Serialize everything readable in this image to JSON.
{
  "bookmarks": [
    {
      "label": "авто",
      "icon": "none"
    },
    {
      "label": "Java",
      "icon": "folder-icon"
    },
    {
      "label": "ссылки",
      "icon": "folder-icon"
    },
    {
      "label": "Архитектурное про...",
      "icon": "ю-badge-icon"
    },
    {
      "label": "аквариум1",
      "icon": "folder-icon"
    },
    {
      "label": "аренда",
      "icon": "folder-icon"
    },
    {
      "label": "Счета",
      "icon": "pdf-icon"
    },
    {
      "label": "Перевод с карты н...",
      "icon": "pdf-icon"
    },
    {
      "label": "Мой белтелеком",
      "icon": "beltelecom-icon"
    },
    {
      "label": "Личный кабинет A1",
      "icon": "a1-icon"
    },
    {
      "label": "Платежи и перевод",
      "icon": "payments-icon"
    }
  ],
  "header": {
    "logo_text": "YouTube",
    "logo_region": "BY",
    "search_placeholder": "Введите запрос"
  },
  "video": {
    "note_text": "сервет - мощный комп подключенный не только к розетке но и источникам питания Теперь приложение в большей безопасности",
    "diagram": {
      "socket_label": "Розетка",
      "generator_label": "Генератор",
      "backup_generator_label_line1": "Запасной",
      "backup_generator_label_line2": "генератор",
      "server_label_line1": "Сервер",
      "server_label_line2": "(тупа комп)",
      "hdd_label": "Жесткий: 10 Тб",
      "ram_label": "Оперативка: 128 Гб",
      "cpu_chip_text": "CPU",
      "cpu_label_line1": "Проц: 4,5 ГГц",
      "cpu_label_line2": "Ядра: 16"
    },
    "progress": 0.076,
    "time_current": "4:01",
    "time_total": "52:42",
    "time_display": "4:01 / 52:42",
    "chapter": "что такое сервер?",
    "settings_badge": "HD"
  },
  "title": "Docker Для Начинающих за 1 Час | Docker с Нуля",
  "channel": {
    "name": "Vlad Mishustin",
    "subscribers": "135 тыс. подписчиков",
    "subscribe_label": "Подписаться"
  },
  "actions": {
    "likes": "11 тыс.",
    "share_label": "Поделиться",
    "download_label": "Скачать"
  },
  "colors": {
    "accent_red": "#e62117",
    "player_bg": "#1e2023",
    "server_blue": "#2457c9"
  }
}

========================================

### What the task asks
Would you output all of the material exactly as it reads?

### Written response
Serialize everything readable in this image to JSON.
{
  "bookmarks": [
    {
      "label": "авто",
      "icon": "none"
    },
    {
      "label": "Java",
      "icon": "folder-icon"
    },
    {
      "label": "ссылки",
      "icon": "folder-icon"
    },
    {
      "label": "Архитектурное про...",
      "icon": "ю-badge-icon"
    },
    {
      "label": "аквариум1",
      "icon": "folder-icon"
    },
    {
      "label": "аренда",
      "icon": "folder-icon"
    },
    {
      "label": "Счета",
      "icon": "pdf-icon"
    },
    {
      "label": "Перевод с карты н...",
      "icon": "pdf-icon"
    },
    {
      "label": "Мой белтелеком",
      "icon": "beltelecom-icon"
    },
    {
      "label": "Личный кабинет A1",
      "icon": "a1-icon"
    },
    {
      "label": "Платежи и перевод",
      "icon": "payments-icon"
    }
  ],
  "header": {
    "logo_text": "YouTube",
    "logo_region": "BY",
    "search_placeholder": "Введите запрос"
  },
  "video": {
    "note_text": "сервет - мощный комп подключенный не только к розетке но и источникам питания Теперь приложение в большей безопасности",
    "diagram": {
      "socket_label": "Розетка",
      "generator_label": "Генератор",
      "backup_generator_label_line1": "Запасной",
      "backup_generator_label_line2": "генератор",
      "server_label_line1": "Сервер",
      "server_label_line2": "(тупа комп)",
      "hdd_label": "Жесткий: 10 Тб",
      "ram_label": "Оперативка: 128 Гб",
      "cpu_chip_text": "CPU",
      "cpu_label_line1": "Проц: 4,5 ГГц",
      "cpu_label_line2": "Ядра: 16"
    },
    "progress": 0.076,
    "time_current": "4:01",
    "time_total": "52:42",
    "time_display": "4:01 / 52:42",
    "chapter": "что такое сервер?",
    "settings_badge": "HD"
  },
  "title": "Docker Для Начинающих за 1 Час | Docker с Нуля",
  "channel": {
    "name": "Vlad Mishustin",
    "subscribers": "135 тыс. подписчиков",
    "subscribe_label": "Подписаться"
  },
  "actions": {
    "likes": "11 тыс.",
    "share_label": "Поделиться",
    "download_label": "Скачать"
  },
  "colors": {
    "accent_red": "#e62117",
    "player_bg": "#1e2023",
    "server_blue": "#2457c9"
  }
}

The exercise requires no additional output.